  • It’s hard to say exactly how many tests for COVID-19 have been done in the US.  The CDC is tracking the number of tests they have done + the number done by public health (= state) labs, however, these numbers do not appear to contain testing done at hospitals and large, commercial labs (which is actually where the majority of testing is occuring at this point).  They’re hoping to change this, though, so stay tuned!
  • Discussions are starting regarding how we’re all going to come out of this quarantine.  The big questions are:
      • How do we figure out who has already had COVID? And are they now immune?
      • How do we expand testing capacity?  And will it tell us the answer to the first questions?
      • The biggest question is: how do we avoid a second “bump” of cases?  How do we make sure the entire sacrifice we’ve all made this spring isn’t for naught?
    • This is important: nobody knows (with any sort of certainty) the answers to the questions above.  And answering each of them is going to require a huge amount of time, work, and/or money. We’re going to have to work together in ways that our current systems and structures aren’t used to doing.  We’re seeing states band together to start to solve these tough questions; this will be a slog.  Be prepared for a lot of unknowns, some tentative movements forward, and possible backslides and backpedaling. 

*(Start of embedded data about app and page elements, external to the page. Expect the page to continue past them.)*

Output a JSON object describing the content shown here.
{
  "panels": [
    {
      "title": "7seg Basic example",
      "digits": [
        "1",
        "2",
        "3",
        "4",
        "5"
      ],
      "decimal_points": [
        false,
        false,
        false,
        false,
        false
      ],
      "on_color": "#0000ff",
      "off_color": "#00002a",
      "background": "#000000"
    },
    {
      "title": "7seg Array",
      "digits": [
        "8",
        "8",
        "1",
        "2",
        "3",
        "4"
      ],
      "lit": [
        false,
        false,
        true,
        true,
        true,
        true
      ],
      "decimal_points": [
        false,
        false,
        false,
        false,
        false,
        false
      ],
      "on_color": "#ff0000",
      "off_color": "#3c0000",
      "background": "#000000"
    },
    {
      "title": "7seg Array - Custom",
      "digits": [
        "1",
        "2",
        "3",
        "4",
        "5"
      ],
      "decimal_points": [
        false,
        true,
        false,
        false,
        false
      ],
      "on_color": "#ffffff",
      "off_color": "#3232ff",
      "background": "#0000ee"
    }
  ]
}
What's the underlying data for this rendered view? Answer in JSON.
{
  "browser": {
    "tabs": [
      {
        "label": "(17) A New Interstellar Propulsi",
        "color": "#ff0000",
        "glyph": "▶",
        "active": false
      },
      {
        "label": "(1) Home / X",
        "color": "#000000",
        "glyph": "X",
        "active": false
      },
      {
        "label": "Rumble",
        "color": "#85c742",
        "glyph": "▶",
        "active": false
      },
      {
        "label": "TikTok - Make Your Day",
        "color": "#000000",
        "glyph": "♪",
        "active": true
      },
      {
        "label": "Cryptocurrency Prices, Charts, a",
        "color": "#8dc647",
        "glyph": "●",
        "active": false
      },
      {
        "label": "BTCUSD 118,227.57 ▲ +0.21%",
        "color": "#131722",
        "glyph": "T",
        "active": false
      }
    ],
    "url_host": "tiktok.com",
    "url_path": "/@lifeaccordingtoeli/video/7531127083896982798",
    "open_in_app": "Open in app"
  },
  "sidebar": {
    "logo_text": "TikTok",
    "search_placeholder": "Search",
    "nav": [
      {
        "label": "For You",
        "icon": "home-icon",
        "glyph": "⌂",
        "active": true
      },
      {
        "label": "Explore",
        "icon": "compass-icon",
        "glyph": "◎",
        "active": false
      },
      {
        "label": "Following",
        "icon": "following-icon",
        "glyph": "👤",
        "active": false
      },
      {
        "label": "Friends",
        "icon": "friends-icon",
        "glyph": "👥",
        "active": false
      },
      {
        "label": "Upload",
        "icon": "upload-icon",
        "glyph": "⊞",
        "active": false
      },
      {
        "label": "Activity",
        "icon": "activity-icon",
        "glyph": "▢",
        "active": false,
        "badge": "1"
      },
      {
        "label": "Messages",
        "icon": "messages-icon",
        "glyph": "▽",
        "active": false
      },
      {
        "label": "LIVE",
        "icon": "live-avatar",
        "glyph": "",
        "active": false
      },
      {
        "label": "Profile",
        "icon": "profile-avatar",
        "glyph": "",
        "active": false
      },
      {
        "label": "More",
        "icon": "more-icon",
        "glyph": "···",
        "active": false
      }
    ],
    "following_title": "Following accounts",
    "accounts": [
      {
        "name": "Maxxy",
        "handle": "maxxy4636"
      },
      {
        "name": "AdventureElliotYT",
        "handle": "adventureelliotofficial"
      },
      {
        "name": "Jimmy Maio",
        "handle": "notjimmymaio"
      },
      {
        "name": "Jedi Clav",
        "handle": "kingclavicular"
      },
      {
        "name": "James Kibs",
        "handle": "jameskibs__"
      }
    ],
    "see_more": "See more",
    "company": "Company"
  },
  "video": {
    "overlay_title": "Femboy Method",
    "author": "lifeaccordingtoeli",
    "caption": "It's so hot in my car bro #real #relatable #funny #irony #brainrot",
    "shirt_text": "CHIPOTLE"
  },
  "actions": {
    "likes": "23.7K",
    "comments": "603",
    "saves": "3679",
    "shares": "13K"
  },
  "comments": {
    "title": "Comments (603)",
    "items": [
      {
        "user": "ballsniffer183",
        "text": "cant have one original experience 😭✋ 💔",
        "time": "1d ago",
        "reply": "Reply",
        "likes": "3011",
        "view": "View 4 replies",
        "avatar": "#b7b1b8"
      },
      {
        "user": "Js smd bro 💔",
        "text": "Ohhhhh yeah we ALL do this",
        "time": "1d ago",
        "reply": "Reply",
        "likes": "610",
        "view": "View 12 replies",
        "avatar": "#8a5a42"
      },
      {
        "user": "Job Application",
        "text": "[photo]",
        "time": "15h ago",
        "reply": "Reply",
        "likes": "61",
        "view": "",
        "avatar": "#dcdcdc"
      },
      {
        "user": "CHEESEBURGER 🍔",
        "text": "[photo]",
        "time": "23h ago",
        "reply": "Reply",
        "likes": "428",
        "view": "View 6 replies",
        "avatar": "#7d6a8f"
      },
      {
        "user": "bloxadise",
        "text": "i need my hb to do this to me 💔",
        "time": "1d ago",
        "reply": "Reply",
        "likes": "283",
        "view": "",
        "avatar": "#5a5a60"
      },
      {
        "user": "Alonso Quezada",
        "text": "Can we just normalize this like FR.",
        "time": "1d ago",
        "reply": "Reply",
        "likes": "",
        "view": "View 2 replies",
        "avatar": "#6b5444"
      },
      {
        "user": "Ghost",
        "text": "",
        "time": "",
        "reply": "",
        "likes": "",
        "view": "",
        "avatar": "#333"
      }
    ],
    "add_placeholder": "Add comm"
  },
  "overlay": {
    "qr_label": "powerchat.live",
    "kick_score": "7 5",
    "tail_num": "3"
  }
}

Some bright points to end on (because if we can’t find silver linings here we’re all going to lose our minds):

  • We absolutely cannot top John Krasinski’s Some Good News newscast that he’s been doing from his living room over the past few weeks.  If you haven’t caught it yet, check it out on YouTube!
  • On Sunday, as those who celebrate Easter spent the holiday connecting online, Andrea Bocelli provided a gorgeous concert form Milan’s cavernous and empty Duomo; it’s beautiful and a nice reprieve from the other chaos on social media.
  • Our friends at Thou Mayest Coffee surprised us with a generous donation of (ridiculously delicious) coffee this past week!  It’s hard to drink it with a mask on, but when we’re in the office and 6 feet away from one another, we’re enjoying it quite a bit (and cleaning hands a lot between sips)! 

Hope you all stay well.  Wash your hands. 🙂